DK: I like programs full of meaning, story ideas and characters.


AB: Which everyone knows?


DK: Not really. Not the ones that everyone knows, but the ones that have a specific story meaning. It's like theater, you know. There are conceptual productions built primarily on choreography, and then there are things based on a specific idea or story. That's what I like to look at in theater. I find it interesting to compare my own personal perception of a particular piece I know with the choreographer's, director's or performer's interpretation of it. I am more impressed with programs that tell a story. Conventionally, our short has an abstract character.


AB: I wouldn't say that. It's a life situation that a lot of people are in.


DK: Sash, that's exactly what it is, "a lot of people are." It's just one of the components of an abstract situation. And "Anna Karenina" is a concrete storyline that many people are familiar with. Those who are familiar with the characters of Leo Tolstoi's work will watch our program with their own perception of the characters, events, etc. They will have their own expectations.
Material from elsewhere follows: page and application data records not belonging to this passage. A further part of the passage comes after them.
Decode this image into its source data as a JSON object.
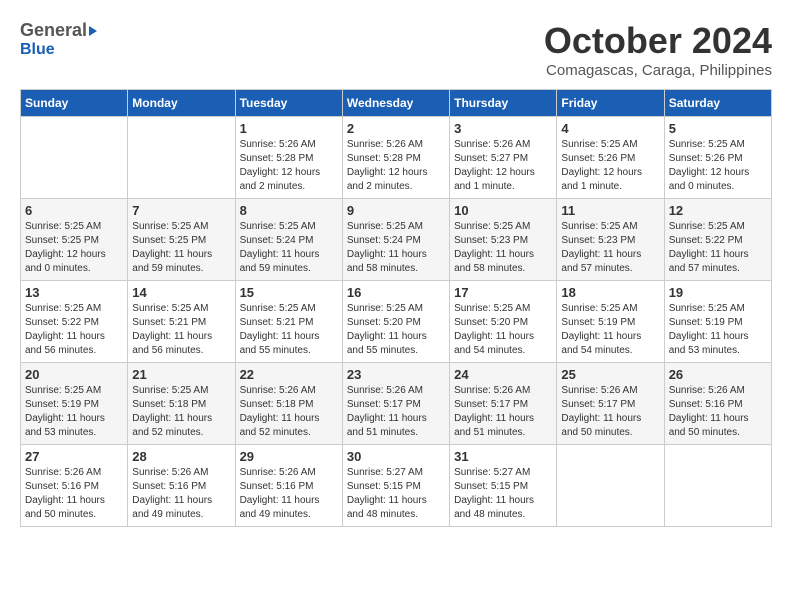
{
  "header": {
    "logo_general": "General",
    "logo_blue": "Blue",
    "month_title": "October 2024",
    "location": "Comagascas, Caraga, Philippines"
  },
  "days_of_week": [
    "Sunday",
    "Monday",
    "Tuesday",
    "Wednesday",
    "Thursday",
    "Friday",
    "Saturday"
  ],
  "weeks": [
    [
      {
        "day": "",
        "info": ""
      },
      {
        "day": "",
        "info": ""
      },
      {
        "day": "1",
        "info": "Sunrise: 5:26 AM\nSunset: 5:28 PM\nDaylight: 12 hours\nand 2 minutes."
      },
      {
        "day": "2",
        "info": "Sunrise: 5:26 AM\nSunset: 5:28 PM\nDaylight: 12 hours\nand 2 minutes."
      },
      {
        "day": "3",
        "info": "Sunrise: 5:26 AM\nSunset: 5:27 PM\nDaylight: 12 hours\nand 1 minute."
      },
      {
        "day": "4",
        "info": "Sunrise: 5:25 AM\nSunset: 5:26 PM\nDaylight: 12 hours\nand 1 minute."
      },
      {
        "day": "5",
        "info": "Sunrise: 5:25 AM\nSunset: 5:26 PM\nDaylight: 12 hours\nand 0 minutes."
      }
    ],
    [
      {
        "day": "6",
        "info": "Sunrise: 5:25 AM\nSunset: 5:25 PM\nDaylight: 12 hours\nand 0 minutes."
      },
      {
        "day": "7",
        "info": "Sunrise: 5:25 AM\nSunset: 5:25 PM\nDaylight: 11 hours\nand 59 minutes."
      },
      {
        "day": "8",
        "info": "Sunrise: 5:25 AM\nSunset: 5:24 PM\nDaylight: 11 hours\nand 59 minutes."
      },
      {
        "day": "9",
        "info": "Sunrise: 5:25 AM\nSunset: 5:24 PM\nDaylight: 11 hours\nand 58 minutes."
      },
      {
        "day": "10",
        "info": "Sunrise: 5:25 AM\nSunset: 5:23 PM\nDaylight: 11 hours\nand 58 minutes."
      },
      {
        "day": "11",
        "info": "Sunrise: 5:25 AM\nSunset: 5:23 PM\nDaylight: 11 hours\nand 57 minutes."
      },
      {
        "day": "12",
        "info": "Sunrise: 5:25 AM\nSunset: 5:22 PM\nDaylight: 11 hours\nand 57 minutes."
      }
    ],
    [
      {
        "day": "13",
        "info": "Sunrise: 5:25 AM\nSunset: 5:22 PM\nDaylight: 11 hours\nand 56 minutes."
      },
      {
        "day": "14",
        "info": "Sunrise: 5:25 AM\nSunset: 5:21 PM\nDaylight: 11 hours\nand 56 minutes."
      },
      {
        "day": "15",
        "info": "Sunrise: 5:25 AM\nSunset: 5:21 PM\nDaylight: 11 hours\nand 55 minutes."
      },
      {
        "day": "16",
        "info": "Sunrise: 5:25 AM\nSunset: 5:20 PM\nDaylight: 11 hours\nand 55 minutes."
      },
      {
        "day": "17",
        "info": "Sunrise: 5:25 AM\nSunset: 5:20 PM\nDaylight: 11 hours\nand 54 minutes."
      },
      {
        "day": "18",
        "info": "Sunrise: 5:25 AM\nSunset: 5:19 PM\nDaylight: 11 hours\nand 54 minutes."
      },
      {
        "day": "19",
        "info": "Sunrise: 5:25 AM\nSunset: 5:19 PM\nDaylight: 11 hours\nand 53 minutes."
      }
    ],
    [
      {
        "day": "20",
        "info": "Sunrise: 5:25 AM\nSunset: 5:19 PM\nDaylight: 11 hours\nand 53 minutes."
      },
      {
        "day": "21",
        "info": "Sunrise: 5:25 AM\nSunset: 5:18 PM\nDaylight: 11 hours\nand 52 minutes."
      },
      {
        "day": "22",
        "info": "Sunrise: 5:26 AM\nSunset: 5:18 PM\nDaylight: 11 hours\nand 52 minutes."
      },
      {
        "day": "23",
        "info": "Sunrise: 5:26 AM\nSunset: 5:17 PM\nDaylight: 11 hours\nand 51 minutes."
      },
      {
        "day": "24",
        "info": "Sunrise: 5:26 AM\nSunset: 5:17 PM\nDaylight: 11 hours\nand 51 minutes."
      },
      {
        "day": "25",
        "info": "Sunrise: 5:26 AM\nSunset: 5:17 PM\nDaylight: 11 hours\nand 50 minutes."
      },
      {
        "day": "26",
        "info": "Sunrise: 5:26 AM\nSunset: 5:16 PM\nDaylight: 11 hours\nand 50 minutes."
      }
    ],
    [
      {
        "day": "27",
        "info": "Sunrise: 5:26 AM\nSunset: 5:16 PM\nDaylight: 11 hours\nand 50 minutes."
      },
      {
        "day": "28",
        "info": "Sunrise: 5:26 AM\nSunset: 5:16 PM\nDaylight: 11 hours\nand 49 minutes."
      },
      {
        "day": "29",
        "info": "Sunrise: 5:26 AM\nSunset: 5:16 PM\nDaylight: 11 hours\nand 49 minutes."
      },
      {
        "day": "30",
        "info": "Sunrise: 5:27 AM\nSunset: 5:15 PM\nDaylight: 11 hours\nand 48 minutes."
      },
      {
        "day": "31",
        "info": "Sunrise: 5:27 AM\nSunset: 5:15 PM\nDaylight: 11 hours\nand 48 minutes."
      },
      {
        "day": "",
        "info": ""
      },
      {
        "day": "",
        "info": ""
      }
    ]
  ]
}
And it is with these expectations that it is very interesting to work. This is why the idea of Anna Karenina appealed to me from the very beginning.


How involved are you in the program building process and the choreography? What do you add yourself?
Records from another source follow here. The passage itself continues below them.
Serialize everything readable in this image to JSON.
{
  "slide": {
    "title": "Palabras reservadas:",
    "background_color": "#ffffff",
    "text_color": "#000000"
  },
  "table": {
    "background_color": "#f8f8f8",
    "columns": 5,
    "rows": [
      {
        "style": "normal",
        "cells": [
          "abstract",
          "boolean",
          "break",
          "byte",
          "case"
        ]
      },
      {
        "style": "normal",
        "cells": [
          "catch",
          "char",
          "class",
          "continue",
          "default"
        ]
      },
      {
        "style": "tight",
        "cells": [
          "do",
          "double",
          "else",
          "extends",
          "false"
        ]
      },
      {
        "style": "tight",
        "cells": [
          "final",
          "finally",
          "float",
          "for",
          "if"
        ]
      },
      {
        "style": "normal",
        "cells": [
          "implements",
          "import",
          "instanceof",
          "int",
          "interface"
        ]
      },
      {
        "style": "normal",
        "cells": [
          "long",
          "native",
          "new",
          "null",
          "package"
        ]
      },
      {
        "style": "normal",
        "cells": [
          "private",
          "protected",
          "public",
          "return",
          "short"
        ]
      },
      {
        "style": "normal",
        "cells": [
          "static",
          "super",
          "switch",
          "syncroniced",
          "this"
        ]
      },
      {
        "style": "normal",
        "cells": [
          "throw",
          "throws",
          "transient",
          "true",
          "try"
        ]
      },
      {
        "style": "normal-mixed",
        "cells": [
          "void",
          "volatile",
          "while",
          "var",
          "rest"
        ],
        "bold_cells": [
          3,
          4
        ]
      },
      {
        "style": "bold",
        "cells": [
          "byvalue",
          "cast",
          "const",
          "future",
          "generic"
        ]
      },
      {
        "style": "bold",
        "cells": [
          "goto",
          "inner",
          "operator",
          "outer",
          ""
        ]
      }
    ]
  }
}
AB: Often, of course, we suggest our own hand and arm moves. For example, this time we worked with Valeria Chistiakova on the short program and she does mostly dance. She choreographed show numbers for us. But since she has never skated, it's difficult for her to understand which hand and arm moves would be comfortable. So Valeria always asks us first, then she looks and suggests something else. And from all of this we accumulate the best. Two soloists from the Eifman dance company, Elena Kuzmina and Albert Galichanin, have been working on the free program. They are ballet people, and Albert, for example, danced (in “Anna Karenina”) not Vronski, but the part of Karenin. He already was into this story, and helped us in many ways. Particularly with acting - how to convey this or that moment of relationship or madness. And that's what was straight up cool. But as for hands and arms, again, it is us who choose the most comfortable moves. Sometimes we ourselves we suggest during the program building process, what entry (into an element) is convenient, but to a greater extent, of course, Nikolai Yurievich worked on that, because he is the choreographer and he has his vision of how it should be. It should also be comfortable, but it must be beautiful, and not just cross overs for the whole program. It will be a small challenge for us, but we will gradually add things. It is impossible to do everything all together at once and, as we say, try to get through the program.


DK: Let's not forget that, first and foremost, figure skating is a sport, not theater.
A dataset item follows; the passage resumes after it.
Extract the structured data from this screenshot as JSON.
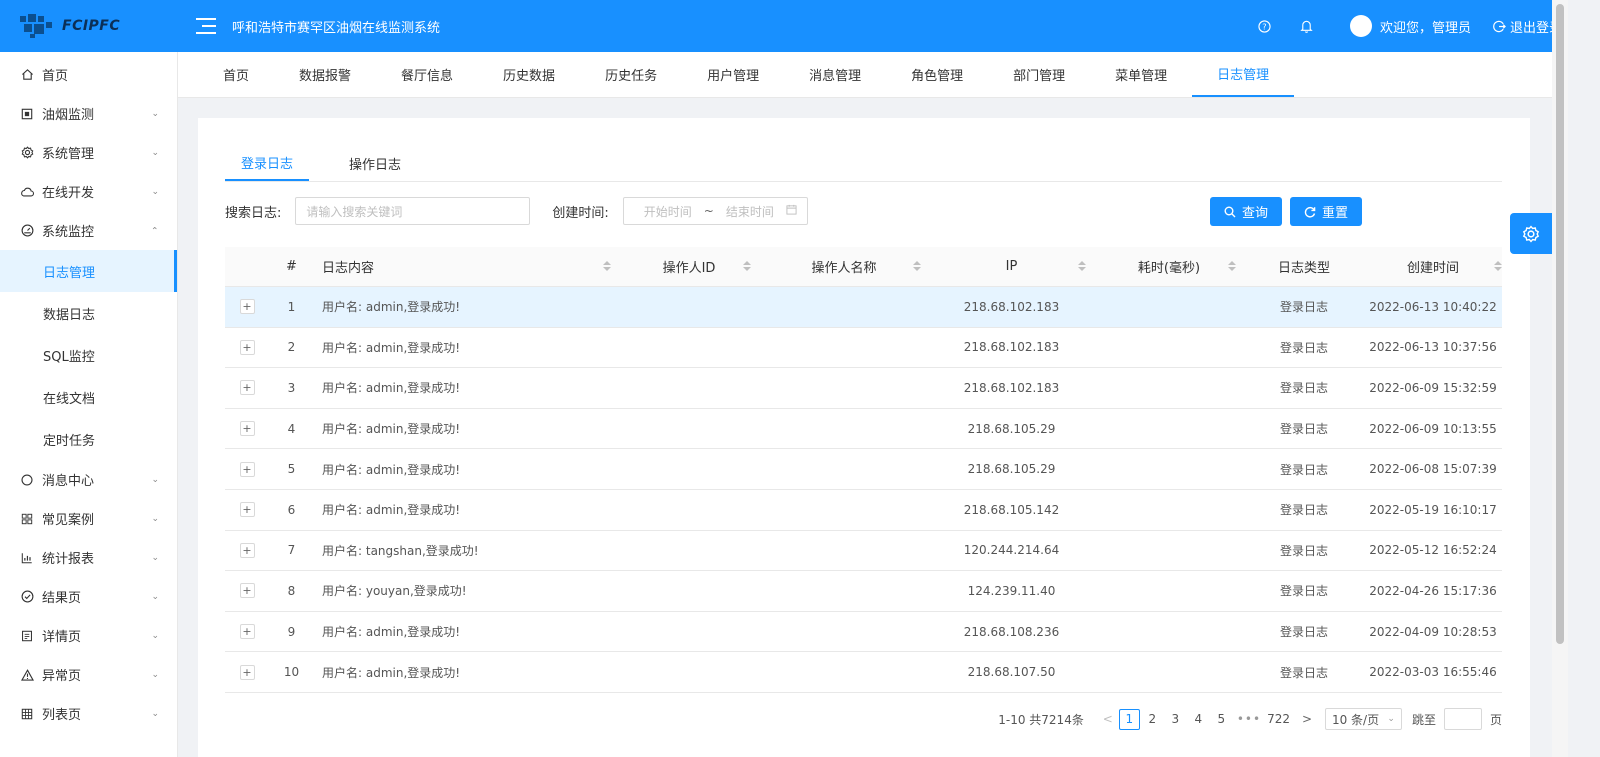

AB: It is clear that we will do elements and on top of that also show emotions. But when you hit an element the emotions immediately become brighter. And so if we skate clean, the program looks much better, more interesting. So the main thing here is just to do it.


For the Russian version, see page 2

Для русской версии, посмотрите следующую страницу



 Alexandra Boikova/Dmitri Kozlovski and coach Tamara Moskvina at practice in St. Petersburg